Reviewed by NICU and Dept. of Pharmacy
November 2011
Administration Newborn Drug Protocol Index Newborn Services Home Page

Dose and Administration

  1. Intravenous and oral dosing
      Route Dose Dose Interval (hr)
    <32 weeks IV 1mg/kg/dose 24
    Oral 1-2mg/kg/dose 24
    ≥32 weeks IV 1mg/kg/dose 12-24
    Oral 1-2mg/kg/dose 12-24


  1. Intraveous Infusion
    Commence at 0.1 mg/kg/hour, then double the dose every 2 hours until urine output > 1 ml/kg/hour.

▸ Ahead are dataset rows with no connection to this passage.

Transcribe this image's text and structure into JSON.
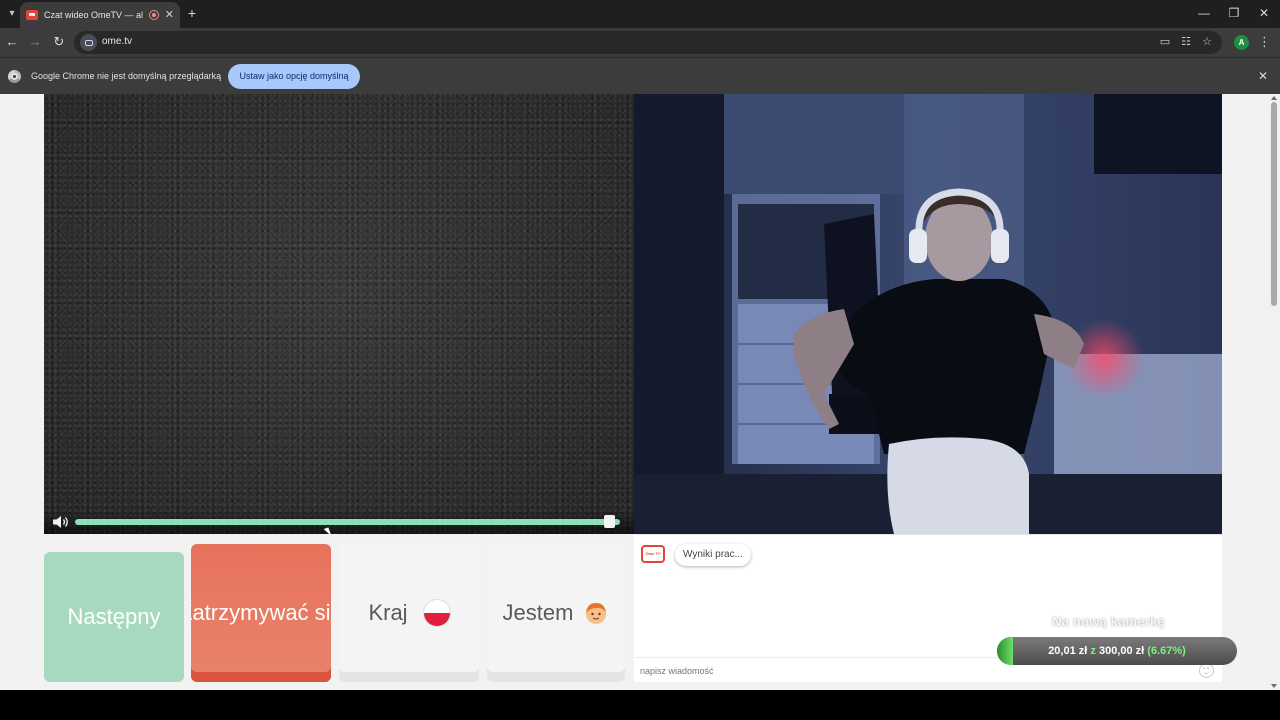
{
  "browser": {
    "tab": {
      "title": "Czat wideo OmeTV — alternatywa",
      "favicon": "ometv-tv-icon",
      "recording_icon": "recording-icon"
    },
    "url": "ome.tv",
    "profile_initial": "A",
    "infobar": {
      "message": "Google Chrome nie jest domyślną przeglądarką",
      "button_label": "Ustaw jako opcję domyślną"
    }
  },
  "page": {
    "buttons": {
      "next": "Następny",
      "stop": "Zatrzymywać się",
      "country": "Kraj",
      "gender": "Jestem"
    },
    "volume_level": 0.98,
    "chat": {
      "avatar_label": "Ome TV",
      "bubble": "Wyniki prac...",
      "input_placeholder": "napisz wiadomość"
    },
    "goal": {
      "title": "Na nową kamerkę",
      "current": "20,01 zł",
      "connector": "z",
      "target": "300,00 zł",
      "percent": "(6.67%)",
      "fraction": 0.0667
    }
  },
  "colors": {
    "next_button": "#a6d9bd",
    "stop_button": "#e7725c",
    "volume_track": "#8ce0b6",
    "infobar_button": "#a8c7fa",
    "accent_red": "#e8433b"
  }
}
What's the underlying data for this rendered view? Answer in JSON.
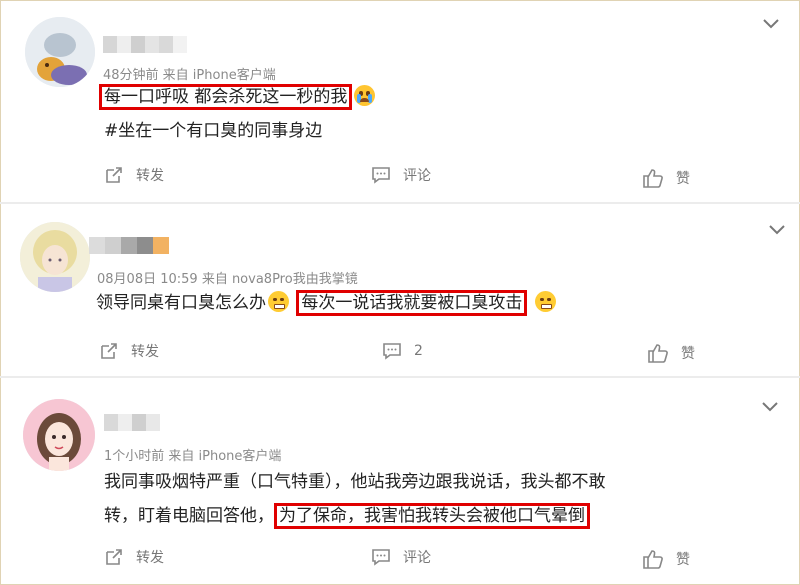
{
  "posts": [
    {
      "meta": "48分钟前  来自 iPhone客户端",
      "line1_highlight": "每一口呼吸 都会杀死这一秒的我",
      "line2": "#坐在一个有口臭的同事身边",
      "repost_label": "转发",
      "comment_label": "评论",
      "like_label": "赞",
      "emoji": "crying-emoji"
    },
    {
      "meta": "08月08日 10:59  来自 nova8Pro我由我掌镜",
      "line1_pre": "领导同桌有口臭怎么办",
      "line1_highlight": "每次一说话我就要被口臭攻击",
      "repost_label": "转发",
      "comment_count": "2",
      "like_label": "赞",
      "emoji": "awkward-smile-emoji"
    },
    {
      "meta": "1个小时前  来自 iPhone客户端",
      "line1": "我同事吸烟特严重（口气特重），他站我旁边跟我说话，我头都不敢",
      "line2_pre": "转，盯着电脑回答他，",
      "line2_highlight": "为了保命，我害怕我转头会被他口气晕倒",
      "repost_label": "转发",
      "comment_label": "评论",
      "like_label": "赞"
    }
  ],
  "colors": {
    "highlight_border": "#e00000",
    "meta_text": "#8a8a8a",
    "body_text": "#222222",
    "frame_border": "#e0d3b4"
  }
}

An aggressive yet controlled diuresis is usually achieved with a dose below 0.4 mg/kg/hour1. However, higher doses up to maximum of 1 mg/kg/hour have been used in infants.

    Usual dilution 50mg/kg furosemide to make 50ml with glucose 5% or glucose 10%. 1ml/hour = 1mg/kg/hour.

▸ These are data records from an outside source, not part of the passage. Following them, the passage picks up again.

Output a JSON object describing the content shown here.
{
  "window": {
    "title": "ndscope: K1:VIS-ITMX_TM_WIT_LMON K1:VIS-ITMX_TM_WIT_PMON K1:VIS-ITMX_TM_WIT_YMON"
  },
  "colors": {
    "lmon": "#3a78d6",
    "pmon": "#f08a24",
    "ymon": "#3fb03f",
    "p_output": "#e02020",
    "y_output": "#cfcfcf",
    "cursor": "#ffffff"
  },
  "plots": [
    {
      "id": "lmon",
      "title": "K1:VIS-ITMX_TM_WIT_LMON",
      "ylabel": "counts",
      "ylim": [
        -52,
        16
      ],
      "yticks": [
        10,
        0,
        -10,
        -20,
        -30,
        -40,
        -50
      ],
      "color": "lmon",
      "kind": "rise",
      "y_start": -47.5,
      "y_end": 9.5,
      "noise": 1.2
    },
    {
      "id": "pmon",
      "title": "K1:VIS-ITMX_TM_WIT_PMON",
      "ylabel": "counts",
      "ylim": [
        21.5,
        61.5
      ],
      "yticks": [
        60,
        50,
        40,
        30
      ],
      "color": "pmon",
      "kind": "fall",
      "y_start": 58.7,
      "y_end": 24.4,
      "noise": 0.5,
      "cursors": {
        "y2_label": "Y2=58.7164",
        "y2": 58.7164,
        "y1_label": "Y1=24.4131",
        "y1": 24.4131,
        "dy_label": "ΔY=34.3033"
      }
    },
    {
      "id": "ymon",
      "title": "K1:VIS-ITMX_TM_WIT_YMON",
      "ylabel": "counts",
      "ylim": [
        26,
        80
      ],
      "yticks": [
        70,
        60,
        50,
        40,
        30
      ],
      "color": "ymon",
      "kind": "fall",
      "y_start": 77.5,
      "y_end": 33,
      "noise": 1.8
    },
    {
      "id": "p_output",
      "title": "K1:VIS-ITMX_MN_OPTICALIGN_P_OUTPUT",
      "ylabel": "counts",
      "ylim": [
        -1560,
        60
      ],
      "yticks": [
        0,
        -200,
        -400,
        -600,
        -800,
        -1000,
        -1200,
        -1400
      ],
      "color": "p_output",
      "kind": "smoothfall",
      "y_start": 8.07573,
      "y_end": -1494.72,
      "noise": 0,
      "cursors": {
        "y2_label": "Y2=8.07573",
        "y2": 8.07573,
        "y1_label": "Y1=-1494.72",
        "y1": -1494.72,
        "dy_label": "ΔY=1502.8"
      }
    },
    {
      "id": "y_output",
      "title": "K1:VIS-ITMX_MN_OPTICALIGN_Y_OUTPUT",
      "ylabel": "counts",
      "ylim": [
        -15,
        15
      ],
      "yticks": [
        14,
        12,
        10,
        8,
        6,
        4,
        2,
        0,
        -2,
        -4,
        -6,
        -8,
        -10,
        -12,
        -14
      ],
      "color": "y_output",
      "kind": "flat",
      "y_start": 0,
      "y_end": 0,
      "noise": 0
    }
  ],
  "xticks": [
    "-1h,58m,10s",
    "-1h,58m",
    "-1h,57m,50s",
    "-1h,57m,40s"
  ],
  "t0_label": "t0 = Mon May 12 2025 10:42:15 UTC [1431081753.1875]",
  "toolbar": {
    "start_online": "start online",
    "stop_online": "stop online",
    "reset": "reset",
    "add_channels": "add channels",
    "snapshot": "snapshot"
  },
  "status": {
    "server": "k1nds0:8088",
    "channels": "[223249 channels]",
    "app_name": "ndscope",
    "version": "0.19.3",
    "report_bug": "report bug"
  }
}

  1. Fluid overload (iatrogenic, congestive heart failure, renal failure, other).
  2. Chronic lung disease.

Contraindications and Precautions

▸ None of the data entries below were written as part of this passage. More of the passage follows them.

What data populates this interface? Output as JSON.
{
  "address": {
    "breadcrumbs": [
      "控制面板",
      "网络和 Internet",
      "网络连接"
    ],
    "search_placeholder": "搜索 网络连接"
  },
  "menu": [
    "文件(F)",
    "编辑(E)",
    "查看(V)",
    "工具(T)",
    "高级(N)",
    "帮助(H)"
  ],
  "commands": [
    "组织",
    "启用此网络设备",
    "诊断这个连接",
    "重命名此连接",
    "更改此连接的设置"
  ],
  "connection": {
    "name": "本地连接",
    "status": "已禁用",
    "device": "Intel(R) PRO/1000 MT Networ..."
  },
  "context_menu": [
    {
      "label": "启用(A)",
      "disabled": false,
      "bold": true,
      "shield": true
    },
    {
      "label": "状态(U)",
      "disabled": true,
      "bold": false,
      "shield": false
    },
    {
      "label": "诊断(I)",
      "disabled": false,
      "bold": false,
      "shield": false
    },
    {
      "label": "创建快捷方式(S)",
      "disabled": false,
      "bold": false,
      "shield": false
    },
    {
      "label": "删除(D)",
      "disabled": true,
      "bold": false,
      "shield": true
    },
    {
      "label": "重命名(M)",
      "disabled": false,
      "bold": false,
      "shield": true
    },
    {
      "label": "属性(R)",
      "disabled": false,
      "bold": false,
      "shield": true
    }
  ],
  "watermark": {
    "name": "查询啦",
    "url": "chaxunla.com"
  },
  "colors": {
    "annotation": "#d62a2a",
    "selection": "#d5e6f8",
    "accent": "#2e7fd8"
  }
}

  1. Known hypersensitivity to furosemide.
  2. Caution in preterm infants, especially extreme immaturity.
  3. Caution in infants with renal impairment.
  4. Caution in infants with jaundice.
  5. Caution in infants with hyponatraemia and/or hypokalaemia.

Clinical Pharmacology

Furosemide is a potent loop diuretic with rapid action. The drug inhibits chloride reabsorption in the ascending limb of the Loop of Henle and inhibits tubular sodium transport, causing major loss of sodium and chloride. Increased urinary losses of potassium, calcium and phosphate (large doses only) also occur. Urine pH increases. Furosemide also increases renal blood flow.

Furosemide is rapidly absorbed from the gastrointestinal tract (bioavailability 60-70%). The half life in adults is 2 hours, but this is approximately 8 times greater in neonates.  It is approximately 99% bound to plasma proteins, and excreted mainly unchanged by the kidneys.

Possible Adverse Effects 2,3

  1. Dehydration, hypotension.
  2. Gastrointestinal disturbance (oral administration).
  3. Hyponatraemia, hypokalaemia, hypochloraemic metabolic alkalosis.
  4. Hypercalciuria, hypocalcaemia, nephrocalcinosis.
  5. Rash.
  6. Ototoxicity (especially in those also receiving nephrotoxic drugs).
  7. Nephrotoxicity.

Drug Interactions


  • Possible nephrotoxicity and ototoxicity with high dose furosemide infusions.


  • Furosemide and bilirubin may displace either other from plasma protein.


  • Monitor renal function in infants with renal arterial stenosis.


  • May increase ceftazadime levels.


  • Monitor digoxin and potassium levels.


  • May lead to a decrease in potassium levels.


  • Decrease in effect of furosemide.


  • Possible increase in neuromuscular blockade.


  • Decrease in furosemide effect.

Special Considerations

  1. Monitor sodium, potassium and chloride; monitor calcium with long term term use and pH with frusemide infusion. Electrolyte aberrations occur frequently and should be anticipated and monitored.
  2. Dosing regime determined by clinical response and infant's maturity.
  3. Placement of an indwelling urinary catheter should be mandatory for infants receiving continuous infusions of furosemide.